Electroencephalography (EEG) is the measurement of electrical patterns at the surface of the scalp which reflect cortical activity, and are commonly referred to as “brainwaves”. ‘Quantitative’ EEG (QEEG) is the analysis of the digitized EEG averaged over a time period, and in lay terms this is often called “Brain Mapping”. The QEEG is an extension of the visual raw EEG analysis which assists and increases our understanding of the EEG and brain function
In practice, a QEEG involves placing a 19 channel electrode “cap” over the client’s head which captures the EEG recording and sends it to a computer. Once the cap is fitted and the signal is clear, a 10 minute ‘Eyes Open’ condition, followed by a 10 minute ‘Eyes Closed’ condition is recorded. This multi-channel EEG data is processed with various algorithms for example, “Wavelet” analysis enables the clinician to see amplitudes of specific frequency bandwidths. The digital data is statistically analysed, comparing values with “normative” database reference values. The processed EEG is commonly converted into colour maps of brain functioning called topographic “Brain” maps.
The EEG and the derived QEEG information can be interpreted and used as a clinical tool to evaluate brain function, and to track its changes due to various interventions such as Neurofeedback therapy or medication.
Processing Speed Analysis
Quantitative Electroencephalography (QEEG) processing techniques and the use of modern analytic software to process the EEG/ QEEG, also gives us the ability to view the dynamic changes taking place throughout the brain during cognitive processing tasks. This novel approach can be used to assist us in determining which areas of the brain are well engaged and processing information efficiently, by comparing the Evoked Potentials (event related potentials) of the client to a normative database.
Evoked Potential studies are based on a similar principle as the QEEG studies except, in this case, we challenge the brain to respond to specific environmental challenges. For example, we may ask the brain to detect differences between sounds, respond to mild stimulation of the hands or feet, or watch the brain as it solves problems. These tests help evaluate the integrity of systems allowing the clinicians to determine how well the brain performs basic functions. For example, aberrant response to the auditory processing test will lead the clinician to focus on this system first.
The use of advanced techniques such as Independent Component Analysis (ICA) and neuro-imaging techniques such as Low Resolution Electromagnetic Tomography (LORETA), can map the actual sources of the cortical rhythms.

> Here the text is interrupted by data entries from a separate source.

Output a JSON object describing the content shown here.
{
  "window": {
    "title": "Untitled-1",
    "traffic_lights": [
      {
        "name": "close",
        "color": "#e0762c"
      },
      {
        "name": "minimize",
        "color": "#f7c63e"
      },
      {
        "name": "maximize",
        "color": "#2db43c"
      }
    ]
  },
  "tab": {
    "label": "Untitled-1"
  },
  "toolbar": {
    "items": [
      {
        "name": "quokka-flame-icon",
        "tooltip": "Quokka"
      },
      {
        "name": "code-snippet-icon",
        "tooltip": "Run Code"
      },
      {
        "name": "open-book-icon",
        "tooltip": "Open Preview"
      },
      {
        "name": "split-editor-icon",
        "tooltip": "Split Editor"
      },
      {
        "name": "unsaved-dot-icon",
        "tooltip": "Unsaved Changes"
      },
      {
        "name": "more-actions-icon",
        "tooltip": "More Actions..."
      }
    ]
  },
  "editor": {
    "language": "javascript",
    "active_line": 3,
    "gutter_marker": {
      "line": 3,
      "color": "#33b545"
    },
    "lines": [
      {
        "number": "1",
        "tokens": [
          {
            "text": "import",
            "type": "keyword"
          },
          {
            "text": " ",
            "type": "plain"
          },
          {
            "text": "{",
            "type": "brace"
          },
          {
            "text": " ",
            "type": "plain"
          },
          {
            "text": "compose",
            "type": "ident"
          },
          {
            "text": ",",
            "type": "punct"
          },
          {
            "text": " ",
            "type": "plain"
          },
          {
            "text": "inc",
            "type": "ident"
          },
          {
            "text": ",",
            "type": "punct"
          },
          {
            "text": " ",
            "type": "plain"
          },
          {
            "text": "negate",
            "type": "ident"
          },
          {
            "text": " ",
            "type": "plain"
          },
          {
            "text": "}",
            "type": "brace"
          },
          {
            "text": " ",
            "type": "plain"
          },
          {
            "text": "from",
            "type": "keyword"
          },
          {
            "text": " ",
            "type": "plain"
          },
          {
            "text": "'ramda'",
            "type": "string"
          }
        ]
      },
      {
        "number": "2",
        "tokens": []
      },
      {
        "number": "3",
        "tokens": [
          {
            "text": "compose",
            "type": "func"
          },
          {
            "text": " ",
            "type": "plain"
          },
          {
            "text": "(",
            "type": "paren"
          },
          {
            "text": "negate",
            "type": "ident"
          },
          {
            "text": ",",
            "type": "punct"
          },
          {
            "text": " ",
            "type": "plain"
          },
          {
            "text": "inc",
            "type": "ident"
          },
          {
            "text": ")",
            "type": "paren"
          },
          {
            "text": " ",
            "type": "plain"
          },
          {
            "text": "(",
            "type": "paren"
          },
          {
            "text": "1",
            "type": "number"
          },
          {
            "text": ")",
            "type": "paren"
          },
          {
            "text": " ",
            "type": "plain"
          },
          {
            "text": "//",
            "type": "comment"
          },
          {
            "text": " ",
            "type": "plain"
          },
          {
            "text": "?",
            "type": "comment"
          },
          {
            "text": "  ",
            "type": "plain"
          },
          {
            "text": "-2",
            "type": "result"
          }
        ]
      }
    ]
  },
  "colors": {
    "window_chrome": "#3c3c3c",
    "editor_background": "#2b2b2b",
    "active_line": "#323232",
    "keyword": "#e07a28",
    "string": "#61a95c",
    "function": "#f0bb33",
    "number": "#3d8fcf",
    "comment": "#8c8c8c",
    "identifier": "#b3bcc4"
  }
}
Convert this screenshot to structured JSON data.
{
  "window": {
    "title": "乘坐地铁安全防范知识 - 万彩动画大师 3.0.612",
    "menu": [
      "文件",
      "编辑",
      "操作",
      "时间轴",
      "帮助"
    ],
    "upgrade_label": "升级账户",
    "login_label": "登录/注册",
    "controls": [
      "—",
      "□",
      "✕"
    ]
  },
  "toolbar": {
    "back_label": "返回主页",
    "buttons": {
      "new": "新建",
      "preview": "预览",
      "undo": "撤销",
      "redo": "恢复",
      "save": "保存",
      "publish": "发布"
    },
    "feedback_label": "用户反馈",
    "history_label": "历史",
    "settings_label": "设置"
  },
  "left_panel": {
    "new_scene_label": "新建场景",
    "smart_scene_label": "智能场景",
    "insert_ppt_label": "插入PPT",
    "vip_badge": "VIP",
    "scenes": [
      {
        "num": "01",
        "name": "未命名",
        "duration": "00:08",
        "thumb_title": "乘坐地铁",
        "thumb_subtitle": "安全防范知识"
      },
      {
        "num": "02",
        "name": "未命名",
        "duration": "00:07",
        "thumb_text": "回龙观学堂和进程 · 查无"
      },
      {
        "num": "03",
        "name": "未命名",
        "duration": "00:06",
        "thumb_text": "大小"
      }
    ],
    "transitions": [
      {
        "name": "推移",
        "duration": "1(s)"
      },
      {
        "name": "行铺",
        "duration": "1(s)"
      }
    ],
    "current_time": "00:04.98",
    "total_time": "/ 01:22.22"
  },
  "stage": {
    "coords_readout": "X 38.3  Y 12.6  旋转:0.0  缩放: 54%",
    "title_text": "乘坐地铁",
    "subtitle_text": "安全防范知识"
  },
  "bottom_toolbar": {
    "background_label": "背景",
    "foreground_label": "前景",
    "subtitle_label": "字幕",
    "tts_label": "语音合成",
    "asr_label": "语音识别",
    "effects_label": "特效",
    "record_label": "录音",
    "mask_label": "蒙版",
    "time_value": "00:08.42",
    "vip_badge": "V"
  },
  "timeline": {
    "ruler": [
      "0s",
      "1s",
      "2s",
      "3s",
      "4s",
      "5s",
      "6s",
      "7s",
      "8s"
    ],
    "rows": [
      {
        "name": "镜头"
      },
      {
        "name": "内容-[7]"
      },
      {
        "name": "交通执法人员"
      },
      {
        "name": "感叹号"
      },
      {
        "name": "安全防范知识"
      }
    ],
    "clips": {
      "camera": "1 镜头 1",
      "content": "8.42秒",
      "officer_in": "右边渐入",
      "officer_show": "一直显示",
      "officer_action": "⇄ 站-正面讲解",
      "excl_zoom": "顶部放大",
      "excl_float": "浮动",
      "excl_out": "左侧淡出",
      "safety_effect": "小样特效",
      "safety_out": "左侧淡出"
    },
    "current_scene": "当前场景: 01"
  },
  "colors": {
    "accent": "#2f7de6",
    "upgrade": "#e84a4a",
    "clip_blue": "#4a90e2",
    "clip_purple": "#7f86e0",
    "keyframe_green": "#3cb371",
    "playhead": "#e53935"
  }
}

These advanced approaches are changing our understanding of the dynamics and function of the human brain.
At the Listen And Learn Centre a QEEG assessment is used to assist in the diagnosis of disorders and assist in establishment of intervention protocols.
The Listen And Learn Centre is one of a handful of clinics in Melbourne that has QEEG Assessment tools available to test brain function.
Autism Diagnosis using QEEG brain scans
Researchers remark that a major challenge that comes with assessing autism spectrum disorder that is that there’s no “objective” way to diagnose the diseased based on biomarkers — that is, to say, “Well, his levels of X were very high, so we he definitely has ASD.” Instead, clinicians have to rely on behavioural assessments that can be subjective. A recent study from Albert Einstein College of Medicine researchers, used QEEG brain scans as a step towards better diagnosing ASD.
From the press release:
Forty-three ASD children aged 6 to 17 were presented with either a simple auditory tone, a visual image (red circle), or a tone combined with an image, and instructed to press a button as soon as possible after hearing the tone, seeing the image or seeing and hearing the two stimuli together. Continuous EEG recordings were made via 70 scalp electrodes to determine how fast the children’s brains were processing the stimuli.
According to the researchers, there was a strong correlation between the amount of time it took participants to process auditory (but not visual) signals and the severity of their ASD symptoms. “This finding is in line with studies showing that, in people with ASD, the microarchitecture in the brain’s auditory centre differs from that of typically developing children,” said lead author Sophie Molholm in the release.
In an email to Science of Us at NYMAG.com, Molholm expanded: Our work shows that measuring brain activity with EEG has great potential for use in the diagnosis of autism.
Some of the research that we plan to pursue includes using these biomarkers to test whether targeted therapeutic interventions regulate sensory processing and improve multisensory integration in autism; testing if these biomarkers are applicable in even younger children with autism; and measuring the relationship of additional EEG measures of brain function and symptoms of autism.
The Listen And Learn Centre has the technology to undertake brain scans using QEEGs and ERPs tools to study Autism and ADHD biomarkers. The centre also undertakes pre versus post intervention brain scans to demonstrate the efficacy of the interventions undertaken at the Centre including Neurofeedback, Auditory Training program and Cellfield interventions.
Albert Einstein College of Medicine has released a video on their work